Thanks to Marcia on the previous thread for pointing out that the SNP's Twitter feed is reporting that a new Populus poll in the morning will show the following figures once Don't Knows are excluded -
Should Scotland be an independent country?
We apparently won't be given any more details until the morning. A number of questions have already formed in my mind about the poll, and until we know the answers it'll be impossible to assess just how big a breakthrough this is for the Yes campaign -
1) Was this an SNP internal poll? The only reason for thinking it might be is that it was the SNP who broke the news. There isn't necessarily any problem if it was, as long as the referendum question was asked first and without any leading preambles. Certainly the last SNP-commissioned Panelbase poll was given a clean bill of health by Professor Curtice, but we'd have to wait and see.
2) Was this a telephone or online poll? It could be either, because Populus regularly conduct polls by both methods. If it was a telephone poll, this would be the biggest moment of the campaign so far, suggesting that the Yes campaign are on the brink of victory. Even if it was an online poll (which is probably the more likely scenario), it would mean that Populus are very much slotting in at the Yes-friendly end of the spectrum, and would replicate the last Panelbase poll which also put Yes at 46%.
3) Is the fieldwork bang up to date? If so, it might be another straw in the wind suggesting that the impact of the European elections was positive for Yes (although we can't possibly know that for sure until one of the more regular pollsters put in another appearance).
As long as there was no funny business with this poll, and assuming it is a genuine referendum poll (ie. not a proxy question that actually asks about something slightly different, or a hypothetical question about how people would vote in certain circumstances), then I'll be adding it to the Poll of Polls, because Populus are members of the British Polling Council.

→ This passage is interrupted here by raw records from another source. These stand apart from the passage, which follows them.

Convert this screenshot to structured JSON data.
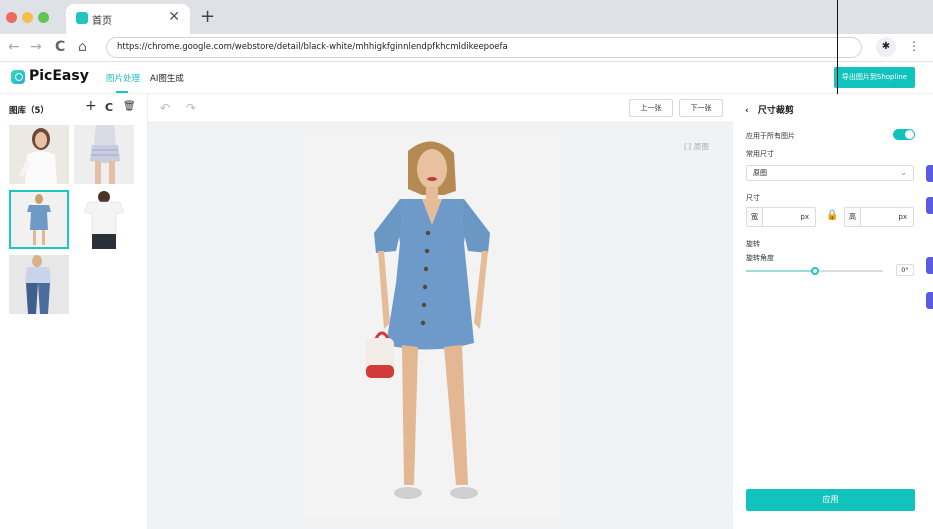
{
  "browser": {
    "tab_title": "首页",
    "tab_close": "✕",
    "new_tab": "+",
    "url": "https://chrome.google.com/webstore/detail/black-white/mhhigkfginnlendpfkhcmldikeepoefa",
    "back": "←",
    "forward": "→",
    "reload": "C",
    "home": "⌂",
    "extensions": "✱",
    "menu": "⋮",
    "colors": {
      "close": "#ec6a5e",
      "minimize": "#f4bf4f",
      "maximize": "#61c554"
    }
  },
  "app": {
    "logo": "PicEasy",
    "nav": [
      {
        "label": "图片处理",
        "active": true
      },
      {
        "label": "AI图生成",
        "active": false
      }
    ],
    "export_label": "导出图片到Shopline",
    "accent": "#12c3bd"
  },
  "library": {
    "title": "图库（5）",
    "add": "+",
    "refresh": "C",
    "delete": "🗑",
    "thumbnails": [
      {
        "name": "white-blouse-model",
        "selected": false
      },
      {
        "name": "striped-shorts-model",
        "selected": false
      },
      {
        "name": "denim-dress-model",
        "selected": true
      },
      {
        "name": "white-tshirt-model",
        "selected": false
      },
      {
        "name": "jeans-model",
        "selected": false
      }
    ]
  },
  "canvas": {
    "undo": "↶",
    "redo": "↷",
    "prev_label": "上一张",
    "next_label": "下一张",
    "compare_label": "原图",
    "compare_icon": "⟦⟧"
  },
  "panel": {
    "back_icon": "‹",
    "title": "尺寸裁剪",
    "apply_all_label": "应用于所有图片",
    "apply_all_on": true,
    "common_size_label": "常用尺寸",
    "common_size_value": "原图",
    "size_label": "尺寸",
    "width_prefix": "宽",
    "height_prefix": "高",
    "unit": "px",
    "lock_icon": "🔒",
    "rotate_label": "旋转",
    "rotate_angle_label": "旋转角度",
    "rotate_value": "0°",
    "rotate_fraction": 0.5,
    "apply_label": "应用",
    "chevron": "⌄"
  }
}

However, I won't be able to do it until we get the headline numbers in the morning.
UPDATE : Alas, it appears this was merely the results from the Scottish subsample of a GB-wide poll - the one obvious possibility I didn't consider. Looks like a false alarm, although it'll still be interesting to see what the sample size in Scotland was, what the exact question was, and whether the fieldwork was online or conducted by telephone.
UPDATE 2 : It's just been pointed out to me that the GB-wide sample for the poll is an unusually high 6000, which means that the Scottish sample is likely to be big enough to be statistically credible - as long as it was properly weighted. We'll probably have to wait a while to find out whether it was. Sorry for the confusion, but this is as clear as mud at the moment!
UPDATE 3 : The No camp's embarrassment of a campaign chief Blair McDougall is doing his customary trolling routine on Twitter -
"Interesting to see which populus poll the SNP talking about. The one I've seen doesn't actually ask voting intention."
Which is highly likely in a GB-wide poll, because English and Welsh respondents can hardly be asked for their voting intention. However, it's perfectly clear from the report in the Financial Times that some kind of question approximating to yes/no for independence (or for "staying in the union") was asked, which means that it's a hell of a lot closer to being a voting intention poll than the absurd poll about youth finances a week or two back (which may even have been conducted via Survey Monkey!) which McDougall was happy to claim indicated opposition to independence.
It looks like I won't be able to add this poll to the Poll of Polls, but if by any chance it turns out to be a weighted sample of about 500 people in Scotland, it's still a pretty significant result.